Series: Ramayana: The Game of Life #2
Date Published: February 4, 2015
Source: Review copy provided by Blogadda
Shattered Dreams is the sequel to the national bestseller, Rise of the Sun Prince, in the new spiritual and motivational series Ramayana – The Game of Life. Twelve joyful years have passed in Ayodhya since the wedding of Rama and Sita at the end of Book 1.
Now, in Shattered Dreams, Shubha Vilas narrates the riveting drama of Rama’s exile. Through tales of Rama’s unwavering and enigmatic persona, the book teaches us how to handle reversals positively; through Bharata’s actions, it teaches us to handle temptation; and through Sita’s courage, to explore beyond our comfort zone. This complicated family drama provides deep insights on how human relationships work and how they fail.
With Valmiki’s Ramayana as its guiding light, Shattered Dreams deftly entwines poetic beauty from the Kamba Ramayana and Ramacharitramanas, as well as folk philosophy from the Loka Pramana tales, to demonstrate how the ancient epic holds immediate relevance to modern life. Experience the ancient saga of the Ramayana like never before.
My View: Frankly, I was a bit hesitant before giving this book a nod. I only get along with the writing of very few Indian authors so I am skeptical when trying a new one. A few pages into the book and all my doubts were put to rest. Shubha’s writing didn’t put me off. He has a rich vocabulary and the writing makes for a smooth, easy read. It was natural and didn’t grab my attention enough to distract me from the concept of the book.
I had not read the first book but being well versed with the general theme of Ramayana, I didn’t think I would feel any disconnect and I was right about that. I believe that will be for most of the readers who have a cursory knowledge of Ramayana.

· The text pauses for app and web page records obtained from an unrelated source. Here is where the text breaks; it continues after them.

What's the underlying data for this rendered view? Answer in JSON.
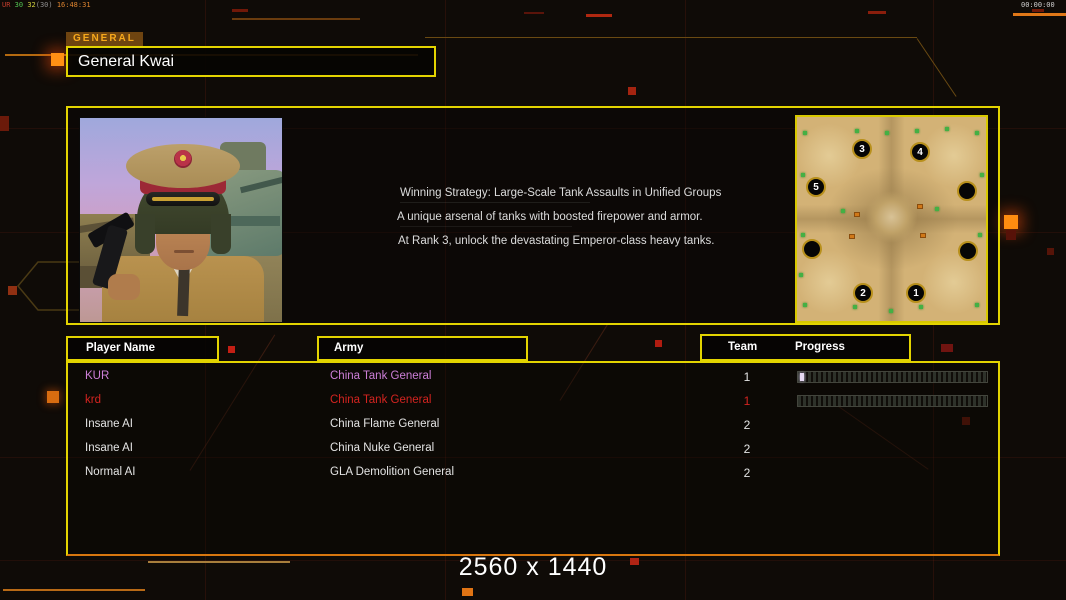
{
  "hud": {
    "perf": {
      "app": "UR",
      "fps": "30",
      "ms": "32",
      "avg": "(30)",
      "clock": "16:48:31"
    },
    "match_timer": "00:00:00"
  },
  "header": {
    "tab_label": "GENERAL",
    "general_name": "General Kwai"
  },
  "bio": {
    "line1": "Winning Strategy: Large-Scale Tank Assaults in Unified Groups",
    "line2": "A unique arsenal of tanks with boosted firepower and armor.",
    "line3": "At Rank 3, unlock the devastating Emperor-class heavy tanks."
  },
  "map": {
    "slot_labels": {
      "s1": "1",
      "s2": "2",
      "s3": "3",
      "s4": "4",
      "s5": "5"
    },
    "unnumbered_slots": 3
  },
  "lobby": {
    "headers": {
      "player": "Player Name",
      "army": "Army",
      "team": "Team",
      "progress": "Progress"
    },
    "rows": [
      {
        "player": "KUR",
        "army": "China Tank General",
        "team": "1",
        "has_progress_bar": true,
        "progress_pct": 2
      },
      {
        "player": "krd",
        "army": "China Tank General",
        "team": "1",
        "has_progress_bar": true,
        "progress_pct": 0
      },
      {
        "player": "Insane AI",
        "army": "China Flame General",
        "team": "2",
        "has_progress_bar": false,
        "progress_pct": null
      },
      {
        "player": "Insane AI",
        "army": "China Nuke General",
        "team": "2",
        "has_progress_bar": false,
        "progress_pct": null
      },
      {
        "player": "Normal AI",
        "army": "GLA Demolition General",
        "team": "2",
        "has_progress_bar": false,
        "progress_pct": null
      }
    ]
  },
  "footer": {
    "resolution_label": "2560 x 1440"
  },
  "colors": {
    "accent_yellow": "#e3d400",
    "accent_orange": "#ff8c10",
    "player1_violet": "#cd7fd8",
    "player2_red": "#d42420",
    "text": "#e4e4e4",
    "map_dot_green": "#44b044"
  }
}
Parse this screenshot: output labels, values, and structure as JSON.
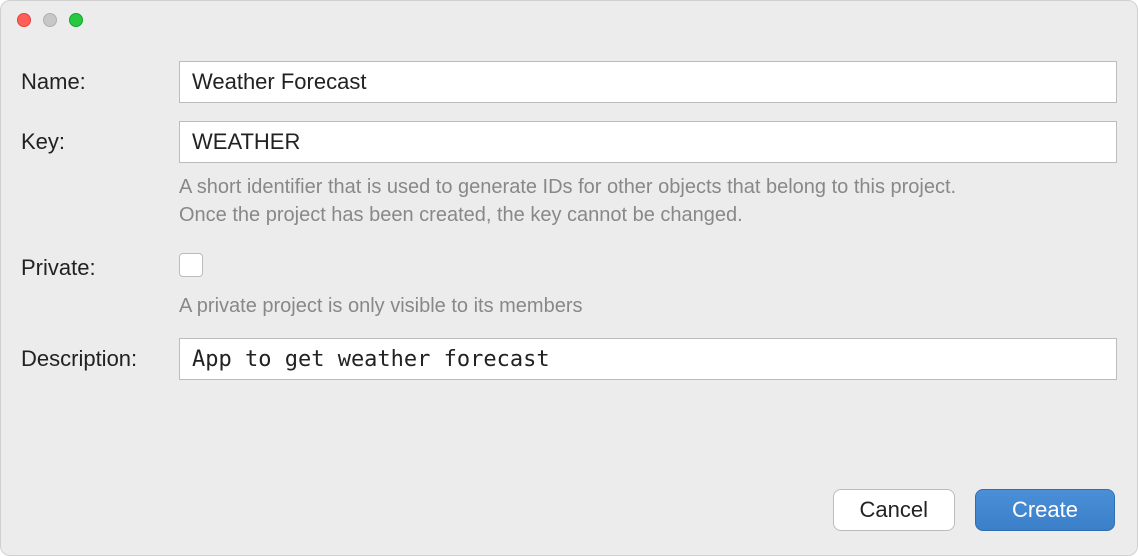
{
  "form": {
    "name": {
      "label": "Name:",
      "value": "Weather Forecast"
    },
    "key": {
      "label": "Key:",
      "value": "WEATHER",
      "help_line1": "A short identifier that is used to generate IDs for other objects that belong to this project.",
      "help_line2": "Once the project has been created, the key cannot be changed."
    },
    "private": {
      "label": "Private:",
      "help": "A private project is only visible to its members"
    },
    "description": {
      "label": "Description:",
      "value": "App to get weather forecast"
    }
  },
  "buttons": {
    "cancel": "Cancel",
    "create": "Create"
  }
}
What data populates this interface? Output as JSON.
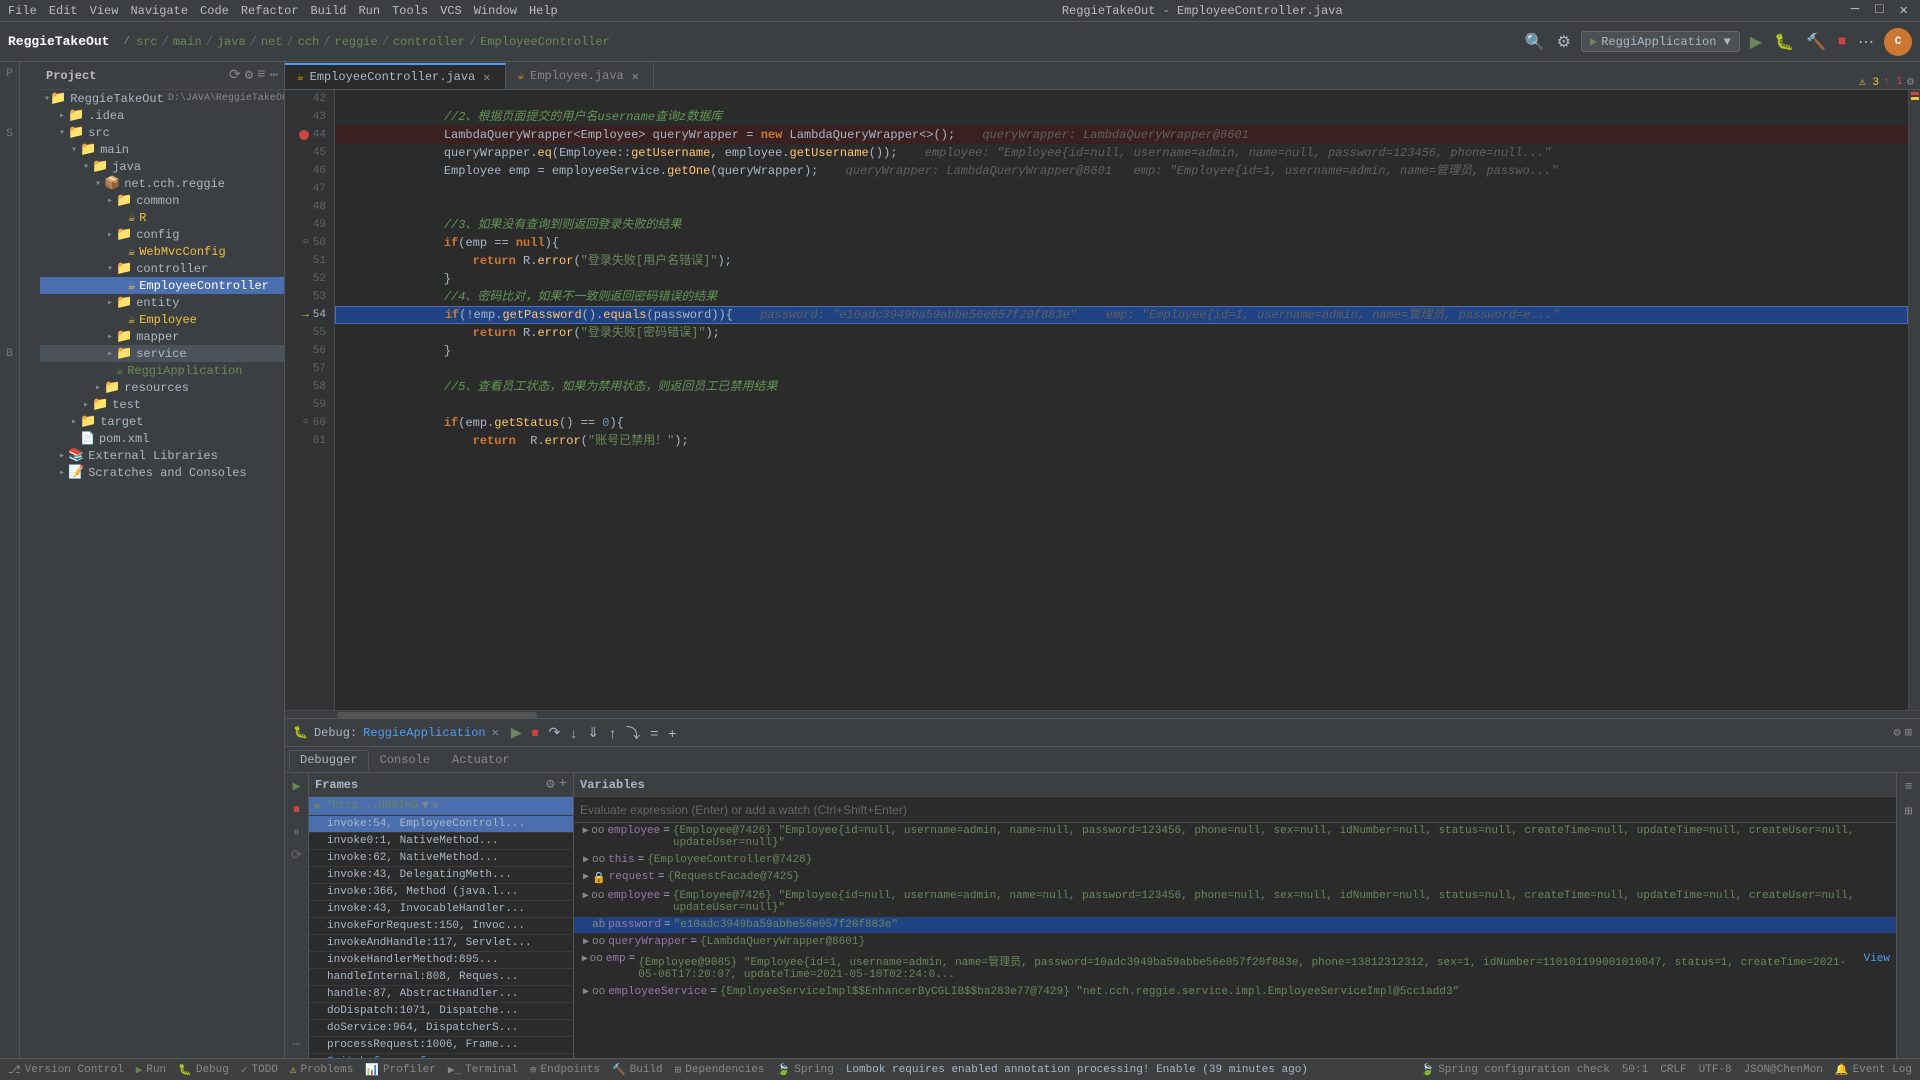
{
  "app": {
    "name": "ReggieTakeOut",
    "title": "ReggieTakeOut - EmployeeController.java"
  },
  "menu": {
    "items": [
      "File",
      "Edit",
      "View",
      "Navigate",
      "Code",
      "Refactor",
      "Build",
      "Run",
      "Tools",
      "VCS",
      "Window",
      "Help"
    ]
  },
  "breadcrumb": {
    "parts": [
      "src",
      "main",
      "java",
      "net",
      "cch",
      "reggie",
      "controller",
      "EmployeeController"
    ]
  },
  "run_config": {
    "label": "ReggiApplication ▼"
  },
  "tabs": {
    "editor": [
      {
        "label": "EmployeeController.java",
        "icon": "J",
        "active": true
      },
      {
        "label": "Employee.java",
        "icon": "J",
        "active": false
      }
    ]
  },
  "code": {
    "lines": [
      {
        "num": 42,
        "content": "",
        "type": "normal"
      },
      {
        "num": 43,
        "content": "//2、根据页面提交的用户名username查询z数据库",
        "type": "comment"
      },
      {
        "num": 44,
        "content": "LambdaQueryWrapper<Employee> queryWrapper = new LambdaQueryWrapper<>();   queryWrapper: LambdaQueryWrapper@8601",
        "type": "breakpoint"
      },
      {
        "num": 45,
        "content": "queryWrapper.eq(Employee::getUsername, employee.getUsername());   employee: \"Employee{id=null, username=admin, name=null, password=123456, phone=null, ...\"",
        "type": "normal"
      },
      {
        "num": 46,
        "content": "Employee emp = employeeService.getOne(queryWrapper);   queryWrapper: LambdaQueryWrapper@8601    emp: \"Employee{id=1, username=admin, name=管理员, passwo...\"",
        "type": "normal"
      },
      {
        "num": 47,
        "content": "",
        "type": "normal"
      },
      {
        "num": 48,
        "content": "",
        "type": "normal"
      },
      {
        "num": 49,
        "content": "//3、如果没有查询到则返回登录失败的结果",
        "type": "comment"
      },
      {
        "num": 50,
        "content": "if(emp == null){",
        "type": "normal"
      },
      {
        "num": 51,
        "content": "    return R.error(\"登录失败[用户名错误]\");",
        "type": "normal"
      },
      {
        "num": 52,
        "content": "}",
        "type": "normal"
      },
      {
        "num": 53,
        "content": "//4、密码比对，如果不一致则返回密码错误的结果",
        "type": "comment"
      },
      {
        "num": 54,
        "content": "if(!emp.getPassword().equals(password)){   password: \"e10adc3949ba59abbe56e057f20f883e\"    emp: \"Employee{id=1, username=admin, name=管理员, password=e..\"",
        "type": "highlighted"
      },
      {
        "num": 55,
        "content": "    return R.error(\"登录失败[密码错误]\");",
        "type": "normal"
      },
      {
        "num": 56,
        "content": "}",
        "type": "normal"
      },
      {
        "num": 57,
        "content": "",
        "type": "normal"
      },
      {
        "num": 58,
        "content": "//5、查看员工状态，如果为禁用状态，则返回员工已禁用结果",
        "type": "comment"
      },
      {
        "num": 59,
        "content": "",
        "type": "normal"
      },
      {
        "num": 60,
        "content": "if(emp.getStatus() == 0){",
        "type": "normal"
      },
      {
        "num": 61,
        "content": "    return R.error(\"账号已禁用！\");",
        "type": "normal"
      }
    ]
  },
  "sidebar": {
    "header": "Project",
    "items": [
      {
        "id": "reggieTakeOut",
        "label": "ReggieTakeOut",
        "depth": 0,
        "arrow": "open",
        "icon": "📁"
      },
      {
        "id": "src",
        "label": "src",
        "depth": 1,
        "arrow": "open",
        "icon": "📁"
      },
      {
        "id": "main",
        "label": "main",
        "depth": 2,
        "arrow": "open",
        "icon": "📁"
      },
      {
        "id": "java",
        "label": "java",
        "depth": 3,
        "arrow": "open",
        "icon": "📁"
      },
      {
        "id": "net.cch.reggie",
        "label": "net.cch.reggie",
        "depth": 4,
        "arrow": "open",
        "icon": "📦"
      },
      {
        "id": "common",
        "label": "common",
        "depth": 5,
        "arrow": "closed",
        "icon": "📁"
      },
      {
        "id": "R",
        "label": "R",
        "depth": 6,
        "arrow": "leaf",
        "icon": "☕"
      },
      {
        "id": "config",
        "label": "config",
        "depth": 5,
        "arrow": "closed",
        "icon": "📁"
      },
      {
        "id": "WebMvcConfig",
        "label": "WebMvcConfig",
        "depth": 6,
        "arrow": "leaf",
        "icon": "☕"
      },
      {
        "id": "controller",
        "label": "controller",
        "depth": 5,
        "arrow": "open",
        "icon": "📁"
      },
      {
        "id": "EmployeeController",
        "label": "EmployeeController",
        "depth": 6,
        "arrow": "leaf",
        "icon": "☕",
        "selected": true
      },
      {
        "id": "entity",
        "label": "entity",
        "depth": 5,
        "arrow": "closed",
        "icon": "📁"
      },
      {
        "id": "Employee",
        "label": "Employee",
        "depth": 6,
        "arrow": "leaf",
        "icon": "☕"
      },
      {
        "id": "mapper",
        "label": "mapper",
        "depth": 5,
        "arrow": "closed",
        "icon": "📁"
      },
      {
        "id": "service",
        "label": "service",
        "depth": 5,
        "arrow": "closed",
        "icon": "📁",
        "highlighted": true
      },
      {
        "id": "ReggiApplication",
        "label": "ReggiApplication",
        "depth": 5,
        "arrow": "leaf",
        "icon": "☕"
      },
      {
        "id": "resources",
        "label": "resources",
        "depth": 4,
        "arrow": "closed",
        "icon": "📁"
      },
      {
        "id": "test",
        "label": "test",
        "depth": 3,
        "arrow": "closed",
        "icon": "📁"
      },
      {
        "id": "target",
        "label": "target",
        "depth": 2,
        "arrow": "closed",
        "icon": "📁"
      },
      {
        "id": "pom.xml",
        "label": "pom.xml",
        "depth": 2,
        "arrow": "leaf",
        "icon": "📄"
      },
      {
        "id": "ExternalLibraries",
        "label": "External Libraries",
        "depth": 1,
        "arrow": "closed",
        "icon": "📚"
      },
      {
        "id": "ScratchesAndConsoles",
        "label": "Scratches and Consoles",
        "depth": 1,
        "arrow": "closed",
        "icon": "📝"
      }
    ]
  },
  "debug": {
    "panel_title": "ReggieApplication",
    "tabs": [
      "Debugger",
      "Console",
      "Actuator"
    ],
    "active_tab": "Debugger",
    "frames_label": "Frames",
    "variables_label": "Variables",
    "frames": [
      {
        "id": "f1",
        "icon": "▶",
        "label": "*http...UNNING ▼",
        "type": "thread",
        "selected": true
      },
      {
        "id": "f2",
        "name": "invoke:54, EmployeeControll...",
        "selected": true
      },
      {
        "id": "f3",
        "name": "invoke0:1, NativeMethod..."
      },
      {
        "id": "f4",
        "name": "invoke:62, NativeMethod..."
      },
      {
        "id": "f5",
        "name": "invoke:43, DelegatingMeth..."
      },
      {
        "id": "f6",
        "name": "invoke:366, Method (java.l..."
      },
      {
        "id": "f7",
        "name": "invoke:43, InvocableHandler..."
      },
      {
        "id": "f8",
        "name": "invokeForRequest:150, Invoc..."
      },
      {
        "id": "f9",
        "name": "invokeAndHandle:117, Servlet..."
      },
      {
        "id": "f10",
        "name": "invokeHandlerMethod:895..."
      },
      {
        "id": "f11",
        "name": "handleInternal:808, Reques..."
      },
      {
        "id": "f12",
        "name": "handle:87, AbstractHandler..."
      },
      {
        "id": "f13",
        "name": "doDispatch:1071, Dispatche..."
      },
      {
        "id": "f14",
        "name": "doService:964, DispatcherS..."
      },
      {
        "id": "f15",
        "name": "processRequest:1006, Frame..."
      },
      {
        "id": "f16",
        "name": "Switch frames from anyw..."
      }
    ],
    "variables": [
      {
        "indent": 0,
        "name": "employee",
        "eq": "=",
        "val": "{Employee@7426}",
        "desc": "\"Employee{id=null, username=admin, name=null, password=123456, phone=null, sex=null, idNumber=null, status=null, createTime=null, updateTime=null, createUser=null, updateUser=null}\"",
        "expand": true,
        "icon": "oo"
      },
      {
        "indent": 0,
        "name": "this",
        "eq": "=",
        "val": "{EmployeeController@7428}",
        "expand": true,
        "icon": "oo"
      },
      {
        "indent": 0,
        "name": "request",
        "eq": "=",
        "val": "{RequestFacade@7425}",
        "expand": true,
        "icon": "lock",
        "locked": true
      },
      {
        "indent": 0,
        "name": "employee",
        "eq": "=",
        "val": "{Employee@7426}",
        "desc": "\"Employee{id=null, username=admin, name=null, password=123456, phone=null, sex=null, idNumber=null, status=null, createTime=null, updateTime=null, createUser=null, updateUser=null}\"",
        "expand": true,
        "icon": "oo"
      },
      {
        "indent": 0,
        "name": "password",
        "eq": "=",
        "val": "\"e10adc3949ba59abbe56e057f20f883e\"",
        "expand": false,
        "icon": "str",
        "selected": true
      },
      {
        "indent": 0,
        "name": "queryWrapper",
        "eq": "=",
        "val": "{LambdaQueryWrapper@8601}",
        "expand": true,
        "icon": "oo"
      },
      {
        "indent": 0,
        "name": "emp",
        "eq": "=",
        "val": "{Employee@9085}",
        "desc": "\"Employee{id=1, username=admin, name=管理员, password=10adc3949ba59abbe56e057f20f883e, phone=13812312312, sex=1, idNumber=110101199001010047, status=1, createTime=2021-05-06T17:20:07, updateTime=2021-05-10T02:24:0... View\"",
        "expand": true,
        "icon": "oo"
      },
      {
        "indent": 0,
        "name": "employeeService",
        "eq": "=",
        "val": "{EmployeeServiceImpl$$EnhancerByCGLIB$$ba283e77@7429}",
        "desc": "\"net.cch.reggie.service.impl.EmployeeServiceImpl@5cc1add3\"",
        "expand": true,
        "icon": "oo"
      }
    ],
    "expression_placeholder": "Evaluate expression (Enter) or add a watch (Ctrl+Shift+Enter)"
  },
  "status_bar": {
    "version_control": "Version Control",
    "run_label": "Run",
    "debug_label": "Debug",
    "todo_label": "TODO",
    "problems_label": "Problems",
    "profiler_label": "Profiler",
    "terminal_label": "Terminal",
    "endpoints_label": "Endpoints",
    "build_label": "Build",
    "dependencies_label": "Dependencies",
    "spring_label": "Spring",
    "spring_config": "Spring configuration check",
    "position": "50:1",
    "line_ending": "CRLF",
    "encoding": "UTF-8",
    "git_user": "JSON@ChenMon",
    "event_log": "Event Log",
    "notification": "Lombok requires enabled annotation processing! Enable (39 minutes ago)"
  }
}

What I liked about the book was that the instances are well-detailed. Some of those I was not aware of so that added to the dimensions. I especially liked the lessons that one can take from different episodes that are put up in little boxes. It also makes them easier to get back to. The author’s analysis in those instances comes handy. These lessons are applicable from a household situation to even a managerial one.
Also, if one is interested in learning the meaning of certain Hindi or Sanskrit words, they have been taken straight from the epic and then their translation is given. It makes it easier for someone who wants to go back and read the original text someday. You can start building up your dictionary right away.
What I had trouble with was that even though the footnotes had to be there to add perspective, sometimes it was cumbersome to go back and forth and also took the attention away from the smooth flowing story line. Another of my pet peeve are certain typos. And some analogies drawn seemed too general or too abstract to draw my interest. Also, certain expressions like ‘Sita giggling mindlessly’ doesn’t gel well with my conception of Sita so I had trouble imagining and believing it.
Overall, the book makes for an easy, interesting read for people who have or haven’t read Ramayana in the past. The author has worked hard to glean lessons from this epic. The lessons are of benefit to everyone from an average Joe to a marketing consultant. The book flows smoothly and makes you want to go on reading. The author’s in-depth research and analysis makes this an unabridged version. In fact, certain of the historical events or meanings of certain words were new to me and lent the story a refreshing new perspective.
Sorting down this epic into volumes makes it seem less daunting a task to read it all. The way the author has broken it down into parts and further chapters makes the reading effortless and enjoyable. The book is recommended for all those who have an interest in history-based books, epics or those who seek to learn lessons from age-old stories and apply them in the new age world.
(All opinions expressed are my own and in no way influenced.)